What is the Collegium system?

The Collegium of judges does not figure in the Constitution. It is the Supreme Court’s invention.

Constitution says judges of the Supreme Court and High Courts are appointed by the President and speaks of a process of consultation.

Therefore, Collegium is a system under which judges are appointed by an institution comprising judges.

Collegium also recommends the transfer of Chief Justices and other judges

 

How did this come into being?

  1. First Judges Case’ (1981) ruled that the “consultation” with the CJI in the matter of appointments must be full and effective.
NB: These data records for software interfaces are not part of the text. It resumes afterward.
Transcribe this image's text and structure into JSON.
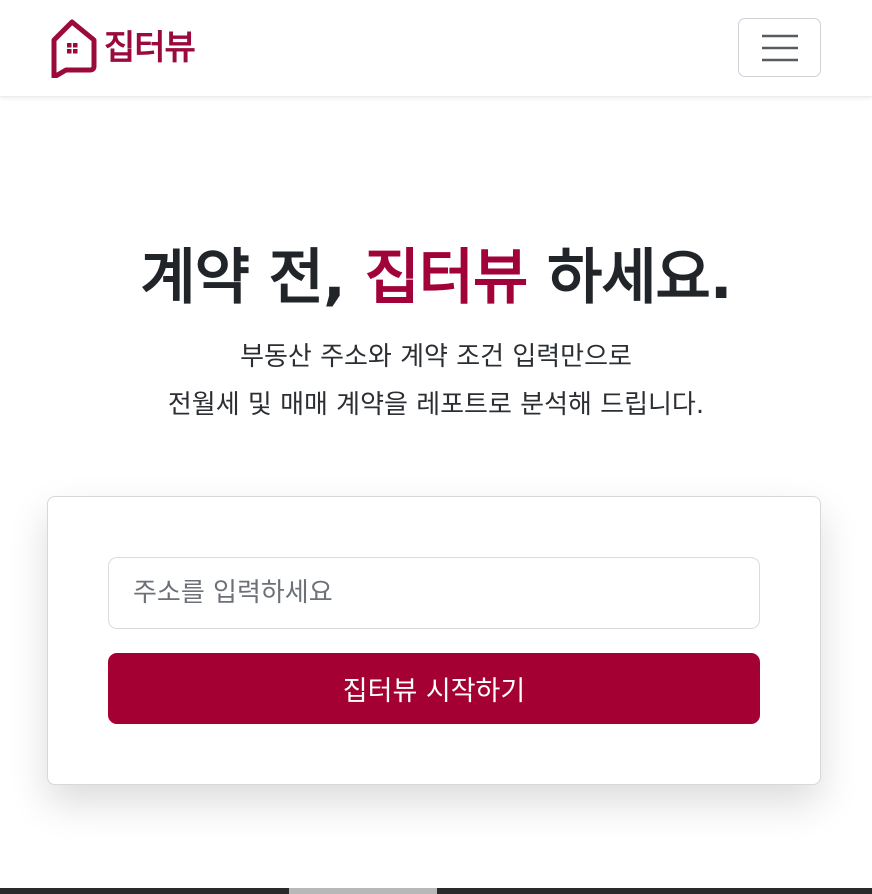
{
  "brand": {
    "name": "집터뷰",
    "logo_icon": "house-chat-icon",
    "color": "#9b0a3c"
  },
  "navbar": {
    "menu_icon": "hamburger-menu-icon"
  },
  "hero": {
    "title_prefix": "계약 전, ",
    "title_accent": "집터뷰",
    "title_suffix": " 하세요.",
    "subtitle_line1": "부동산 주소와 계약 조건 입력만으로",
    "subtitle_line2": "전월세 및 매매 계약을 레포트로 분석해 드립니다.",
    "accent_color": "#a1023a"
  },
  "search": {
    "placeholder": "주소를 입력하세요",
    "value": "",
    "button_label": "집터뷰 시작하기",
    "button_color": "#a50034"
  }
}
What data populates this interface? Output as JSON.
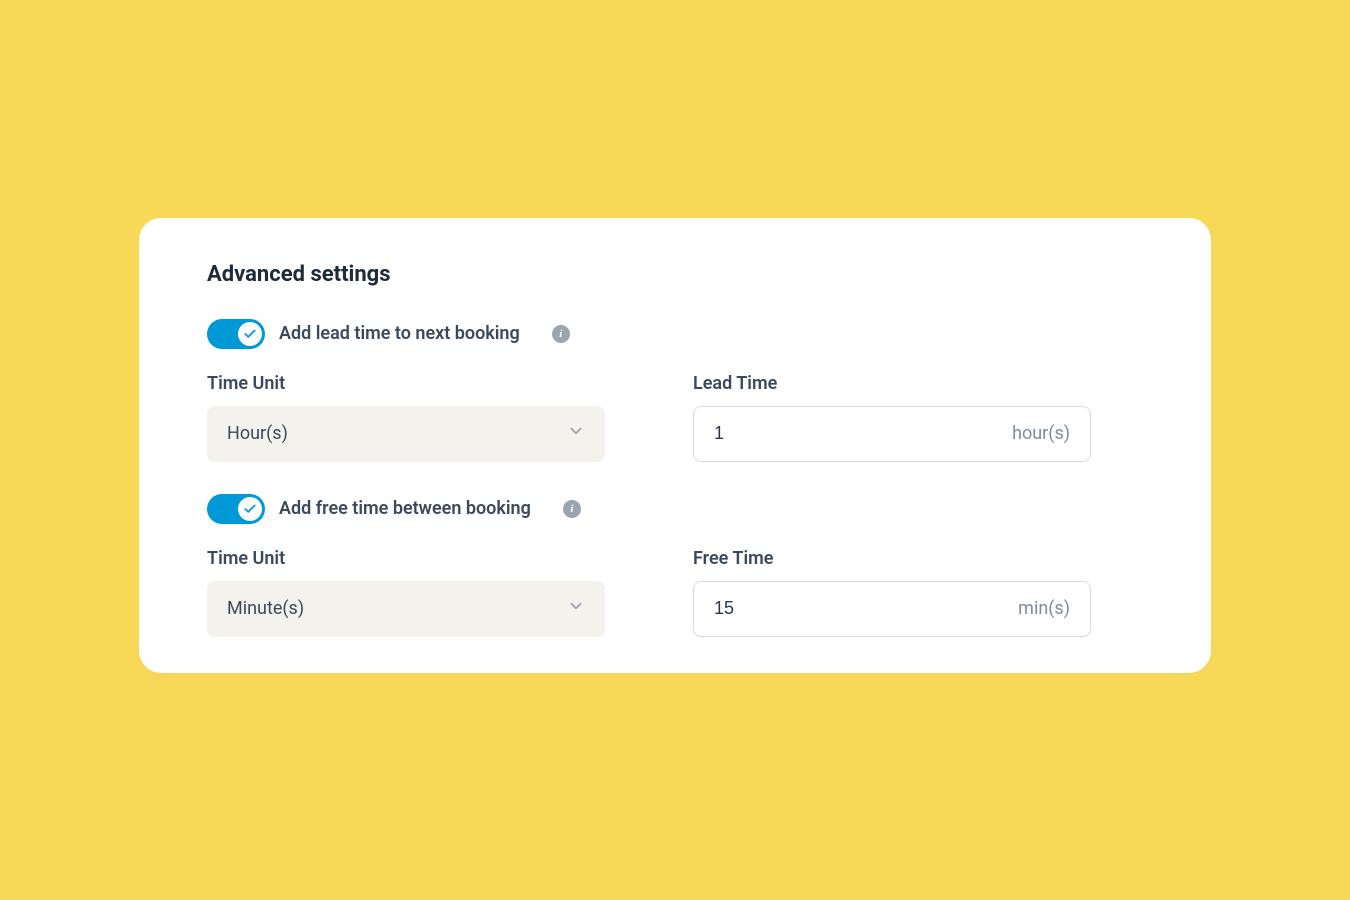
{
  "card": {
    "title": "Advanced settings",
    "lead_time_section": {
      "toggle_label": "Add lead time to next booking",
      "toggle_on": true,
      "time_unit_label": "Time Unit",
      "time_unit_value": "Hour(s)",
      "lead_time_label": "Lead Time",
      "lead_time_value": "1",
      "lead_time_suffix": "hour(s)"
    },
    "free_time_section": {
      "toggle_label": "Add free time between booking",
      "toggle_on": true,
      "time_unit_label": "Time Unit",
      "time_unit_value": "Minute(s)",
      "free_time_label": "Free Time",
      "free_time_value": "15",
      "free_time_suffix": "min(s)"
    }
  },
  "colors": {
    "page_bg": "#f8d857",
    "accent": "#0099d8",
    "text_dark": "#1d2b3a",
    "text_mid": "#3a4a5c",
    "text_muted": "#7f8c9b",
    "select_bg": "#f4f2ec",
    "border": "#d7dce1"
  }
}
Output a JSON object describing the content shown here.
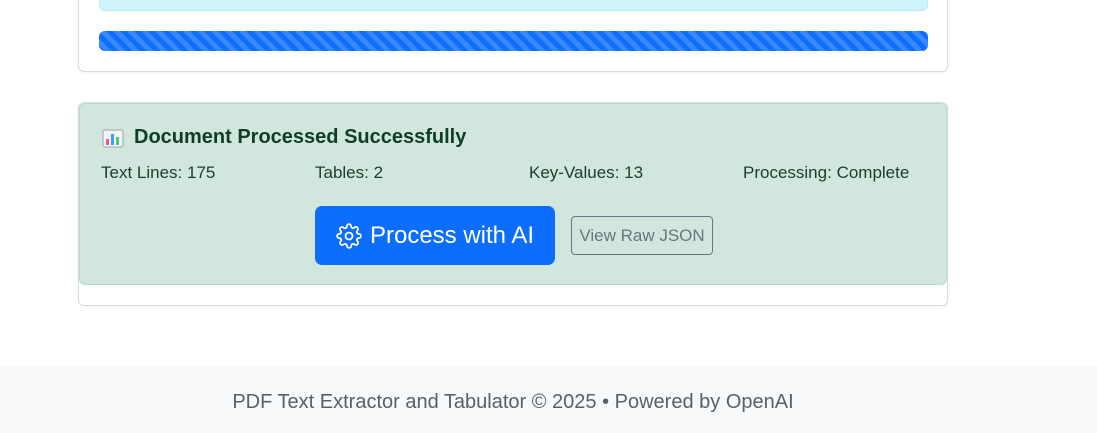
{
  "progress": {
    "percent": 100,
    "color": "#0d6efd"
  },
  "result": {
    "title_icon": "bar-chart-icon",
    "title": "Document Processed Successfully",
    "stats": [
      {
        "key": "Text Lines",
        "value": "175"
      },
      {
        "key": "Tables",
        "value": "2"
      },
      {
        "key": "Key-Values",
        "value": "13"
      },
      {
        "key": "Processing",
        "value": "Complete"
      }
    ],
    "process_button": {
      "icon": "gear-icon",
      "label": "Process with AI"
    },
    "raw_json_button": {
      "label": "View Raw JSON"
    }
  },
  "footer": {
    "text": "PDF Text Extractor and Tabulator © 2025 • Powered by OpenAI"
  },
  "colors": {
    "primary": "#0d6efd",
    "success_bg": "#d1e7dd",
    "info_bg": "#cff4fc",
    "footer_bg": "#f8f9fa"
  }
}
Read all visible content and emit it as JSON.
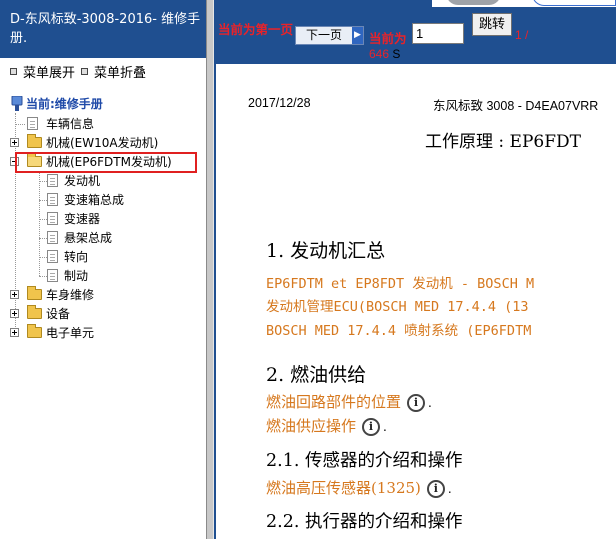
{
  "left": {
    "title": "D-东风标致-3008-2016- 维修手册.",
    "menu_expand": "菜单展开",
    "menu_collapse": "菜单折叠",
    "tree": {
      "root": "当前:维修手册",
      "vehicle_info": "车辆信息",
      "ew10a": "机械(EW10A发动机)",
      "ep6fdtm": "机械(EP6FDTM发动机)",
      "children": [
        "发动机",
        "变速箱总成",
        "变速器",
        "悬架总成",
        "转向",
        "制动"
      ],
      "body_repair": "车身维修",
      "equipment": "设备",
      "electronics": "电子单元"
    }
  },
  "toolbar": {
    "first_page_note": "当前为第一页",
    "next_label": "下一页",
    "current_label": "当前为",
    "page_value": "1",
    "jump_label": "跳转",
    "page_of": "1 /",
    "total_pages": "646",
    "total_suffix": "S"
  },
  "document": {
    "date": "2017/12/28",
    "model": "东风标致 3008 - D4EA07VRR",
    "heading": "工作原理 : EP6FDT",
    "section1": "1. 发动机汇总",
    "line1": "EP6FDTM et EP8FDT 发动机 - BOSCH M",
    "line2": "发动机管理ECU(BOSCH MED 17.4.4 (13",
    "line3": "BOSCH MED 17.4.4 喷射系统 (EP6FDTM",
    "section2": "2. 燃油供给",
    "link1": "燃油回路部件的位置",
    "link2": "燃油供应操作",
    "section21": "2.1. 传感器的介绍和操作",
    "link3": "燃油高压传感器(1325)",
    "section22": "2.2. 执行器的介绍和操作",
    "info_glyph": "i",
    "period": "."
  },
  "colors": {
    "header_blue": "#1f4f90",
    "red": "#e8232a",
    "orange_link": "#d6781e",
    "highlight_box": "#e02020"
  },
  "icons": [
    "root-manual-icon",
    "document-icon",
    "folder-icon",
    "expand-icon",
    "collapse-icon",
    "info-icon",
    "next-arrow-icon"
  ]
}
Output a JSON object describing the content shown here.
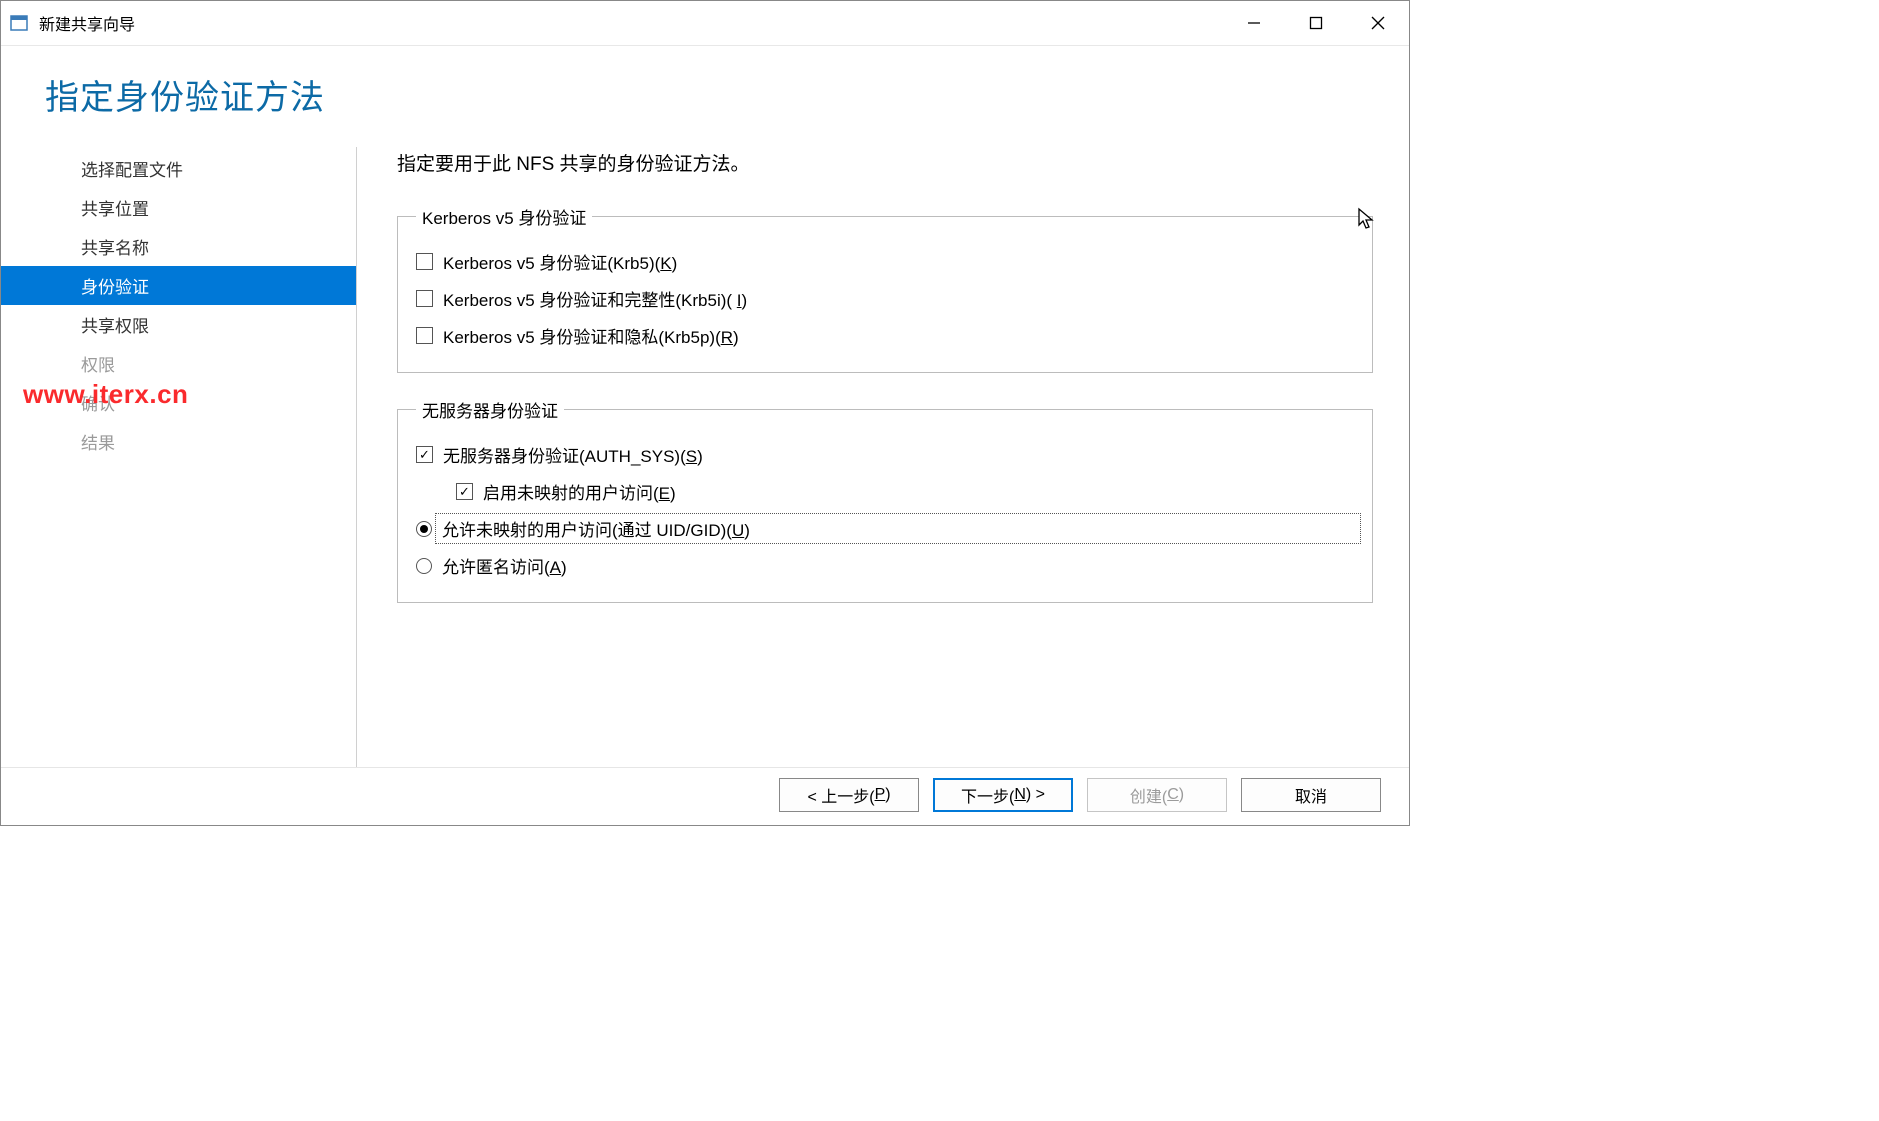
{
  "window": {
    "title": "新建共享向导"
  },
  "page": {
    "title": "指定身份验证方法",
    "intro": "指定要用于此 NFS 共享的身份验证方法。"
  },
  "sidebar": {
    "items": [
      {
        "label": "选择配置文件",
        "state": "normal"
      },
      {
        "label": "共享位置",
        "state": "normal"
      },
      {
        "label": "共享名称",
        "state": "normal"
      },
      {
        "label": "身份验证",
        "state": "active"
      },
      {
        "label": "共享权限",
        "state": "normal"
      },
      {
        "label": "权限",
        "state": "disabled"
      },
      {
        "label": "确认",
        "state": "disabled"
      },
      {
        "label": "结果",
        "state": "disabled"
      }
    ]
  },
  "kerberos": {
    "legend": "Kerberos v5 身份验证",
    "items": [
      {
        "text": "Kerberos v5 身份验证(Krb5)(",
        "hotkey": "K",
        "tail": ")",
        "checked": false
      },
      {
        "text": "Kerberos v5 身份验证和完整性(Krb5i)( ",
        "hotkey": "I",
        "tail": ")",
        "checked": false
      },
      {
        "text": "Kerberos v5 身份验证和隐私(Krb5p)(",
        "hotkey": "R",
        "tail": ")",
        "checked": false
      }
    ]
  },
  "noserver": {
    "legend": "无服务器身份验证",
    "authsys": {
      "text": "无服务器身份验证(AUTH_SYS)(",
      "hotkey": "S",
      "tail": ")",
      "checked": true
    },
    "unmapped": {
      "text": "启用未映射的用户访问(",
      "hotkey": "E",
      "tail": ")",
      "checked": true
    },
    "radios": [
      {
        "text": "允许未映射的用户访问(通过 UID/GID)(",
        "hotkey": "U",
        "tail": ")",
        "selected": true
      },
      {
        "text": "允许匿名访问(",
        "hotkey": "A",
        "tail": ")",
        "selected": false
      }
    ]
  },
  "buttons": {
    "prev_pre": "< 上一步(",
    "prev_hot": "P",
    "prev_post": ")",
    "next_pre": "下一步(",
    "next_hot": "N",
    "next_post": ") >",
    "create_pre": "创建(",
    "create_hot": "C",
    "create_post": ")",
    "cancel": "取消"
  },
  "watermark": "www.iterx.cn"
}
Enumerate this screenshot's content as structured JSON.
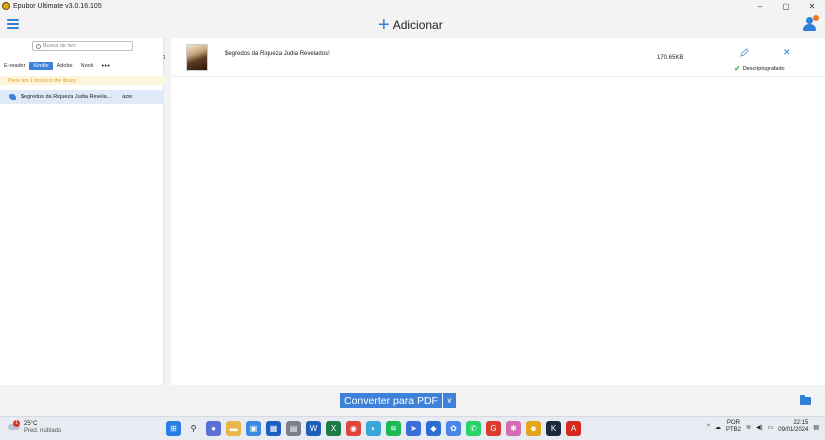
{
  "window": {
    "title": "Epubor Ultimate v3.0.16.105",
    "controls": [
      "–",
      "▢",
      "✕"
    ]
  },
  "header": {
    "add_label": "Adicionar"
  },
  "left": {
    "search_placeholder": "Busca de livo",
    "tabs": [
      "E-reader",
      "Kindle",
      "Adobe",
      "Nook"
    ],
    "active_tab": "Kindle",
    "more": "•••",
    "count_text": "There are 1 books in the library",
    "book": {
      "title": "$egredos da Riqueza Judia Revela...",
      "format": "azw"
    },
    "index": "1"
  },
  "right": {
    "file": {
      "name": "$egredos da Riqueza Judia Revelados!",
      "size": "170.65KB",
      "status": "Descriptografado"
    }
  },
  "bottom": {
    "convert_label": "Converter para PDF",
    "convert_arrow": "∨"
  },
  "taskbar": {
    "weather": {
      "temp": "25°C",
      "desc": "Pred. nublado",
      "badge": "1"
    },
    "language": {
      "top": "POR",
      "bottom": "PTB2"
    },
    "clock": {
      "time": "22:15",
      "date": "09/01/2024"
    }
  },
  "colors": {
    "accent": "#3d82d8",
    "strip_bg": "#fef6dc",
    "strip_text": "#e0a030",
    "success": "#1f9a3a"
  }
}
However, the CJI’s opinion should have primacy.
  2. Second Judges Case (1993) introduced the Collegium system, holding that “consultation” really meant “concurrence”. It added that it was not the CJI’s individual opinion, but an institutional opinion formed in consultation with the two senior-most judges in the Supreme Court. 
  3. Third Judges Case (1998): SC on President’s reference expanded the Collegium to a five-member body, comprising the CJI and four of his senior-most colleagues.

 

Procedure followed by the Collegium:

  1. The President of India appoints the CJI and the other SC judges.
  2. For other judges of the top court, the proposal is initiated by the CJI.
  3. The CJI consults the rest of the Collegium members, as well as the senior-most judge of the court hailing from the High Court to which the recommended person belongs.
  4. The consultees must record their opinions in writing and it should form part of the file.
  5. The Collegium sends the recommendation to the Law Minister, who forwards it to the Prime Minister to advise the President.
  6. The Chief Justice of High Courts is appointed as per the policy of having Chief Justices from outside the respective States.
  7. The Collegium takes the call on the elevation.

 

Appointment of CJI for High Courts:

  1. High Court judges are recommended by a Collegium comprising the CJI and two senior-most judges.
  2. The proposal, however, is initiated by the Chief Justice of the High Court concerned in consultation with two senior-most colleagues.
  3. The recommendation is sent to the Chief Minister, who advises the Governor to send the proposal to the Union Law Minister.

 

Common criticism made against the Collegium system:

  1. Opaqueness and a lack of transparency.
  2. Scope for nepotism.
  3. Embroilment in public controversies.
  4. Overlooks several talented junior judges and advocates.

 

Attempts to reform:

The attempt made to replace it by a ‘National Judicial Appointments Commission’ was struck down by the court in 2015 on the ground that it posed a threat to the independence of the judiciary.

 

Reforms needed:

  1. A transparent and participatory procedure, preferably by an independent broad-based constitutional body guaranteeing judicial primacy but not judicial exclusivity.
  2. It should ensure independence, reflect diversity, demonstrate professional competence and integrity.
  3. Instead of selecting the number of judges required against a certain number of vacancies, the collegium must provide a panel of possible names to the President to appointment in order of preference and other valid criteri

Sources: the Hindu.